**WORK TASK**
For the word "Post", count the lines in the records below that include it and give only that number.

Page and application data records:

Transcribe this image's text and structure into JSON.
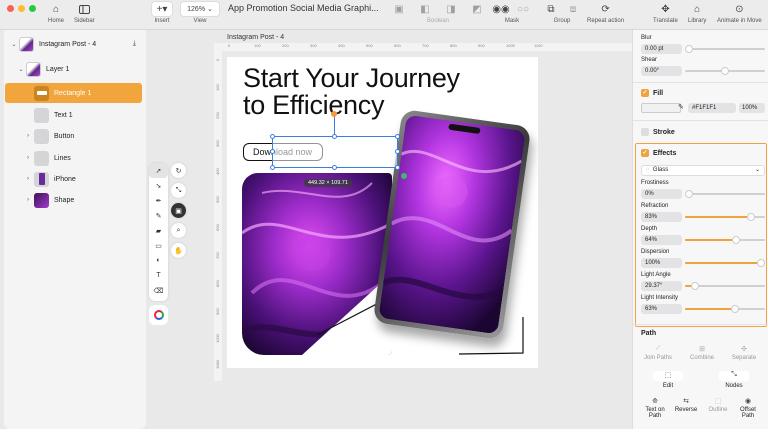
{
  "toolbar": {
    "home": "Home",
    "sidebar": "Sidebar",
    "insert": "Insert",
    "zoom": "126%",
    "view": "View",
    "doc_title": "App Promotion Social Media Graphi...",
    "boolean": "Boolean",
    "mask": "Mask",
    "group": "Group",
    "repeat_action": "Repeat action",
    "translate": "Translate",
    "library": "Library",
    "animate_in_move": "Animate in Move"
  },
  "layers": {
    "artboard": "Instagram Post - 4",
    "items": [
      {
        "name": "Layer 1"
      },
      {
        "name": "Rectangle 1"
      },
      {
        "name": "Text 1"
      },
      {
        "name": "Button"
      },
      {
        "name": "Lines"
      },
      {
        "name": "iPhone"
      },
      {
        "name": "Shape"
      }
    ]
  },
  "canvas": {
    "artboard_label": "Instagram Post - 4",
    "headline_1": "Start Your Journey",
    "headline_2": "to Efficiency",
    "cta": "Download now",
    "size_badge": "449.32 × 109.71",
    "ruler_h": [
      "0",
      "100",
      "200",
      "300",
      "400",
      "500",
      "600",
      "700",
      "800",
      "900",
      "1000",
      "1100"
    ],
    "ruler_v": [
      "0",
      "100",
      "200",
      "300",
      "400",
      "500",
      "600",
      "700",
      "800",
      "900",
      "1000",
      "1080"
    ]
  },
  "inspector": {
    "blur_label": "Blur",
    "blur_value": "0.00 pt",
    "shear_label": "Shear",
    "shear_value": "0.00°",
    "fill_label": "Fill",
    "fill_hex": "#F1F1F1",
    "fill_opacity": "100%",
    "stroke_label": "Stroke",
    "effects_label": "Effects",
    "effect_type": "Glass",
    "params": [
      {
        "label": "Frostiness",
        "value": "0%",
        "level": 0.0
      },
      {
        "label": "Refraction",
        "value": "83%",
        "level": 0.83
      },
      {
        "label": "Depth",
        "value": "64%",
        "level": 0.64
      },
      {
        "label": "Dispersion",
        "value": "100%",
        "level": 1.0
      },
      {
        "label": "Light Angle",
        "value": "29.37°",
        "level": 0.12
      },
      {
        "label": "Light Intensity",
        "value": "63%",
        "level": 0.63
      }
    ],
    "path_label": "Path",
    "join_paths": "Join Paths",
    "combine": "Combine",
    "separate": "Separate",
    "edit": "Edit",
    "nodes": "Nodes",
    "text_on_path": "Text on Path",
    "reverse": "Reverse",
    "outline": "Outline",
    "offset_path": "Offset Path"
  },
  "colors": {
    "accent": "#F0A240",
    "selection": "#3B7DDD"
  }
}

**WRITTEN SOLUTION**
2